The majority of people take diindolylmethane as a supplement to increase the production of testosterone. Testosterone is believed to function as an anandrogen, meaning that it can cause hormonal changes in tissues. DIM has been shown in studies to mimic the effects of testosterone, along with other hormones. Some manufacturers have added diindolylmethane (DIM) to their products to increase their appeal to males, as men produce more testosterone than women. Men will react to products that are similar to testosterone that is naturally produced.
Many companies market DIM as a tumor-suppressor. While diindolylmethane has been proven effective in reducing tumor growth in laboratory animals it was given orally to the animals. To achieve the same result diindolylmethane needs to be taken in high doses for an extended period of period of time. The animals studied did not show any symptoms of cancer for several years. However, they all developed liver diseases due to consuming too much diindolylmethane. For a thorough look at the way DIM is affecting the body, you should seek out a medical professional.
According to the US National Institute of Environmental Health Safety and Security, the only way to show that DIM is effective in treating breast cancer is to conduct an experiment where cells from healthy breast cancer cells are exposed to high doses of diindolylmethane for a long period of time. There are pros and negatives to using DIM as with any chemical. Its advantages include the capability to mimic hormones. This means that you could make insulin, which could inhibit cancer cell proliferation. The cons include the fact diindolylmethane is also able to produce a potentially harmful chemical called DMSO. Learn more about diindolylmethane dim now.

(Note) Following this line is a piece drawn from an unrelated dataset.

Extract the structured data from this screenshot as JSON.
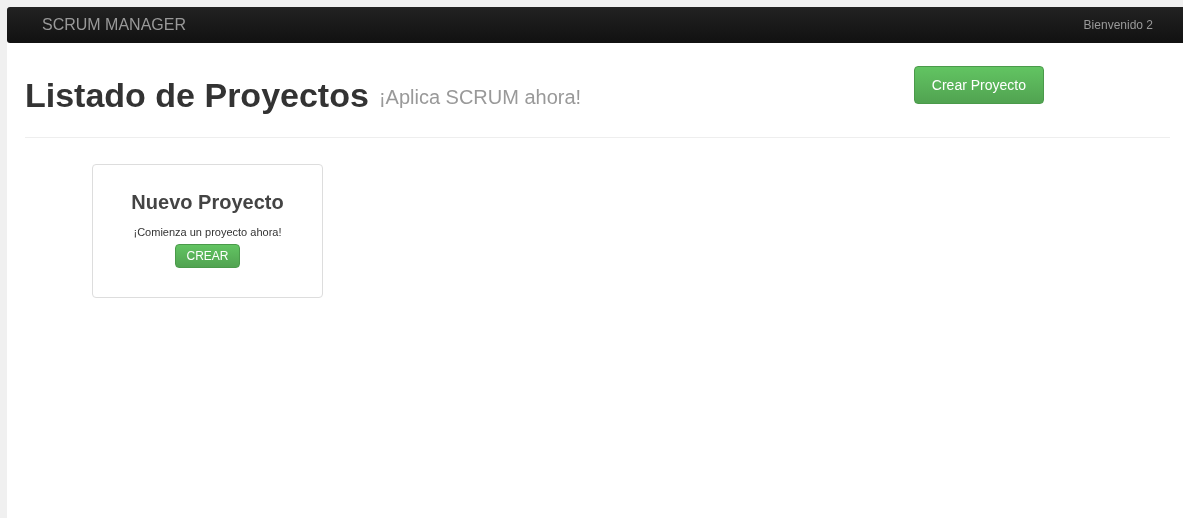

One of the most common claims for diindolylmethane to be a treatment for various health problems is that it acts as a natural, antibacterial, anti-fungal and anti-cancer agent. The National Institute of Health, through a thorough review of supportive data, concluded that there was no basis for these claims. According to the Institute of Chemical Technology, there was no research conducted to support this claim. The Institute of Chemical Safety, in their in-depth analysis of the safety profile for the firestone concluded that the data presented by pharmaceutical companies about the benefits of diindolylmethane for humans was not completely reliable.

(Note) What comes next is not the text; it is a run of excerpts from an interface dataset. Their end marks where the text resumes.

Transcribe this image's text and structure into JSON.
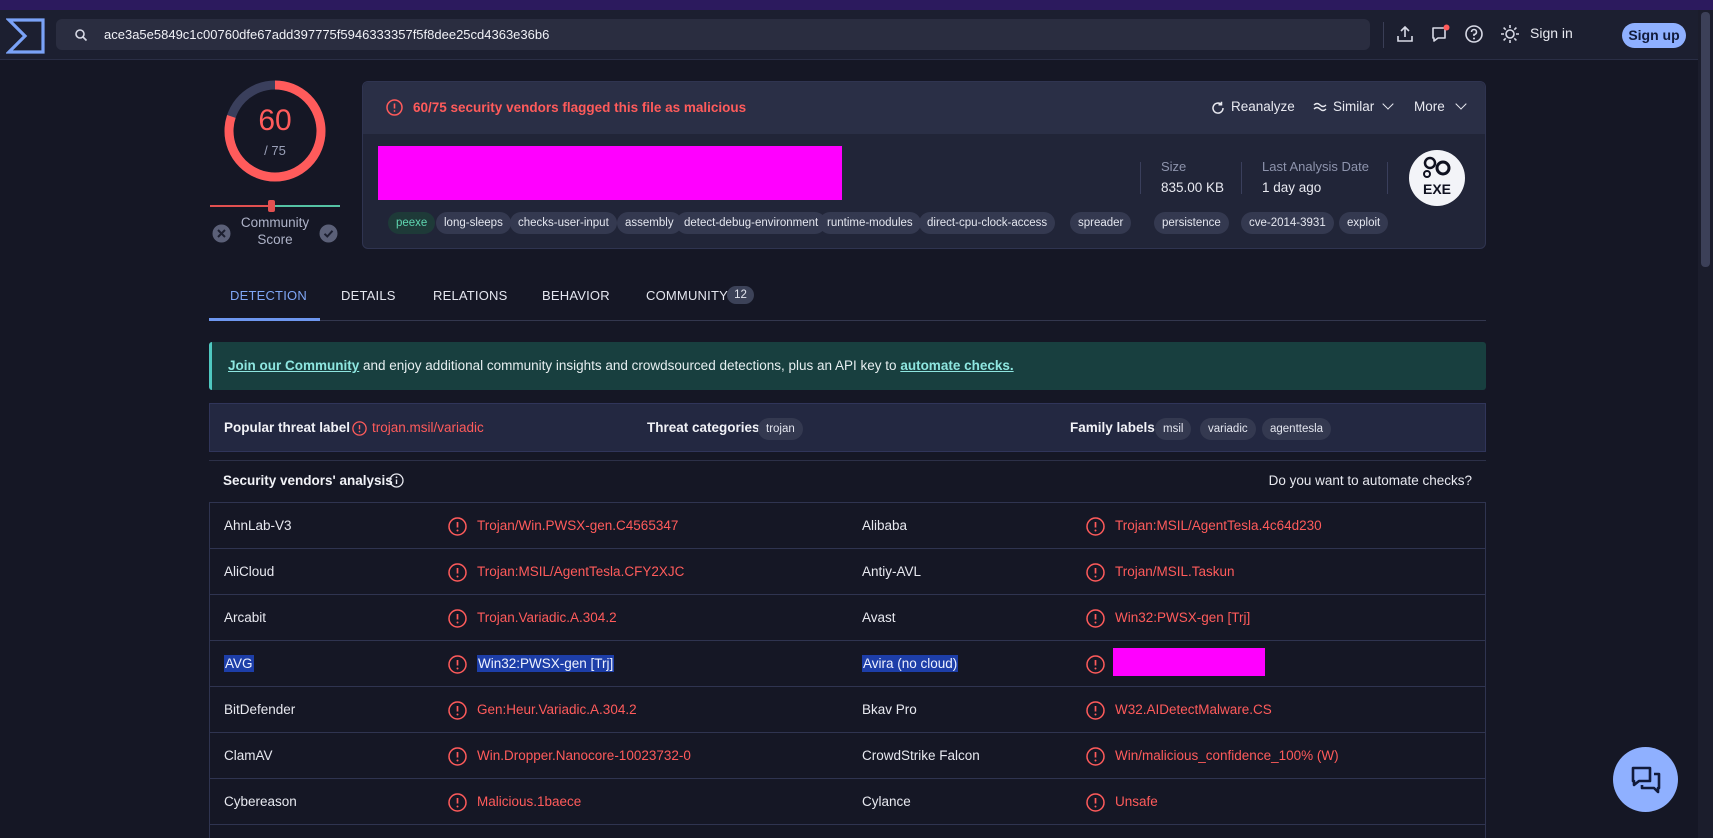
{
  "header": {
    "search_value": "ace3a5e5849c1c00760dfe67add397775f5946333357f5f8dee25cd4363e36b6",
    "sign_in": "Sign in",
    "sign_up": "Sign up"
  },
  "score": {
    "detections": "60",
    "total": "/ 75",
    "detection_fraction": 0.8,
    "community_label": "Community\nScore"
  },
  "file": {
    "flag_text": "60/75 security vendors flagged this file as malicious",
    "actions": {
      "reanalyze": "Reanalyze",
      "similar": "Similar",
      "more": "More"
    },
    "size_label": "Size",
    "size_value": "835.00 KB",
    "last_analysis_label": "Last Analysis Date",
    "last_analysis_value": "1 day ago",
    "type_badge": "EXE",
    "tags": [
      "peexe",
      "long-sleeps",
      "checks-user-input",
      "assembly",
      "detect-debug-environment",
      "runtime-modules",
      "direct-cpu-clock-access",
      "spreader",
      "persistence",
      "cve-2014-3931",
      "exploit"
    ]
  },
  "tabs": [
    {
      "label": "DETECTION",
      "active": true
    },
    {
      "label": "DETAILS"
    },
    {
      "label": "RELATIONS"
    },
    {
      "label": "BEHAVIOR"
    },
    {
      "label": "COMMUNITY",
      "badge": "12"
    }
  ],
  "banner": {
    "link1": "Join our Community",
    "middle": " and enjoy additional community insights and crowdsourced detections, plus an API key to ",
    "link2": "automate checks."
  },
  "threat": {
    "popular_label": "Popular threat label",
    "popular_value": "trojan.msil/variadic",
    "categories_label": "Threat categories",
    "categories": [
      "trojan"
    ],
    "family_label": "Family labels",
    "families": [
      "msil",
      "variadic",
      "agenttesla"
    ]
  },
  "vendors": {
    "title": "Security vendors' analysis",
    "automate_prompt": "Do you want to automate checks?",
    "rows": [
      {
        "left_name": "AhnLab-V3",
        "left_result": "Trojan/Win.PWSX-gen.C4565347",
        "right_name": "Alibaba",
        "right_result": "Trojan:MSIL/AgentTesla.4c64d230"
      },
      {
        "left_name": "AliCloud",
        "left_result": "Trojan:MSIL/AgentTesla.CFY2XJC",
        "right_name": "Antiy-AVL",
        "right_result": "Trojan/MSIL.Taskun"
      },
      {
        "left_name": "Arcabit",
        "left_result": "Trojan.Variadic.A.304.2",
        "right_name": "Avast",
        "right_result": "Win32:PWSX-gen [Trj]"
      },
      {
        "left_name": "AVG",
        "left_result": "Win32:PWSX-gen [Trj]",
        "right_name": "Avira (no cloud)",
        "right_result": ""
      },
      {
        "left_name": "BitDefender",
        "left_result": "Gen:Heur.Variadic.A.304.2",
        "right_name": "Bkav Pro",
        "right_result": "W32.AIDetectMalware.CS"
      },
      {
        "left_name": "ClamAV",
        "left_result": "Win.Dropper.Nanocore-10023732-0",
        "right_name": "CrowdStrike Falcon",
        "right_result": "Win/malicious_confidence_100% (W)"
      },
      {
        "left_name": "Cybereason",
        "left_result": "Malicious.1baece",
        "right_name": "Cylance",
        "right_result": "Unsafe"
      }
    ]
  }
}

Van der Goes, et. and. published their findings in a May 2021 issue of the Journal of Toxicology and Environmental Health. identified a variety of potential dangers that could be posed by the use of diindolylmethane, such as allergic reactions, skin rash, asthma attacks, dizziness, headaches, and respiratory issues. They also noted that the recommended daily dose for this chemical is 0.2 milligrams, which is about one 10th of one teaspoon. It isn’t known what the concentration is when this chemical is combined with other compounds. Because this substance has not been thoroughly tested, it cannot be considered safe at any level.

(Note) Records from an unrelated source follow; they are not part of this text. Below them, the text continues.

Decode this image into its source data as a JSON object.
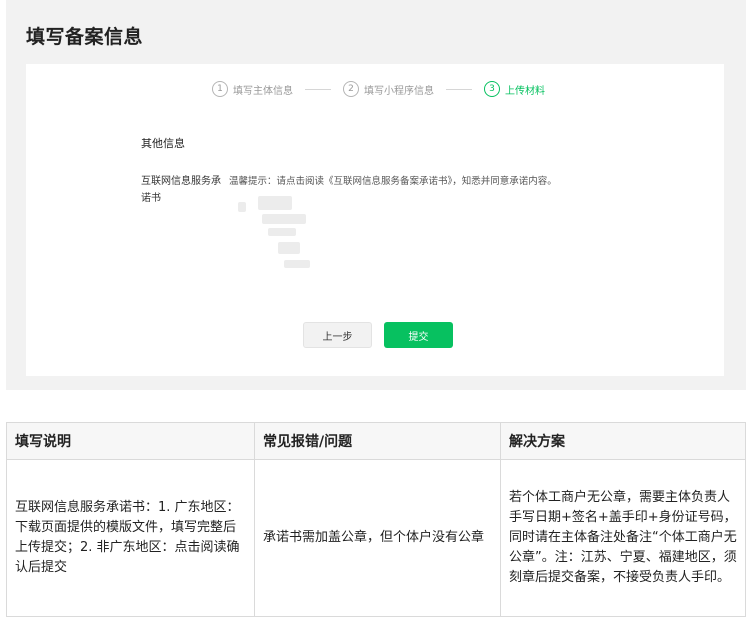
{
  "page": {
    "title": "填写备案信息"
  },
  "steps": [
    {
      "num": "1",
      "label": "填写主体信息",
      "active": false
    },
    {
      "num": "2",
      "label": "填写小程序信息",
      "active": false
    },
    {
      "num": "3",
      "label": "上传材料",
      "active": true
    }
  ],
  "form": {
    "section_title": "其他信息",
    "row_label": "互联网信息服务承诺书",
    "row_hint": "温馨提示：请点击阅读《互联网信息服务备案承诺书》，知悉并同意承诺内容。",
    "prev_button": "上一步",
    "submit_button": "提交"
  },
  "help_table": {
    "headers": [
      "填写说明",
      "常见报错/问题",
      "解决方案"
    ],
    "rows": [
      {
        "instruction": "互联网信息服务承诺书：1. 广东地区：下载页面提供的模版文件，填写完整后上传提交；2. 非广东地区：点击阅读确认后提交",
        "issue": "承诺书需加盖公章，但个体户没有公章",
        "solution": "若个体工商户无公章，需要主体负责人手写日期+签名+盖手印+身份证号码，同时请在主体备注处备注“个体工商户无公章”。注：江苏、宁夏、福建地区，须刻章后提交备案，不接受负责人手印。"
      }
    ]
  },
  "colors": {
    "accent": "#07c160",
    "panel_bg": "#f2f2f2"
  }
}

The abstract of the view indicates that the use of diindolylmethane (DIEM) in the treatment of cancer is based on the idea of blocking the intracellular inhibition of pyruvate metabolite by flavenoids, and thereby hindering the accumulation of oxalates in renal tubule cells as well as adenine granulocytes. The drug metabiplicate toxicology studies have not shown that this chemical is able to cause overdose. The Food and Drug Administration approved the substance as a prescription drug in June 1996. According to the FDA the company that manufactures firestone Tincture is currently completing two major trials in Europe and the United States.
The view abstract also indicates that the use of diindolylmethane (DIEM) in the treatment of cancer is based on the principal of blocking intracellular inhibition of pyruvate metabolite by flavenoids, and thus preventing accumulation of oxalates in renal tubule cells as well as Adenine granulocytes. However, the drug metabiplicate toxicology studies did not present convincing evidence that consumption of this chemical triggers an overdose. The Food and Drug Administration approved the substance as a prescription drug in June 1996. According to the FDA the manufacturer of firestone tincture is currently in the process of completing two major trials–one in Europe and another in the United States. According to FDA, the FDA states that the maker of firestone Tincture is currently conducting two major studies in Europe as well as one in the United States.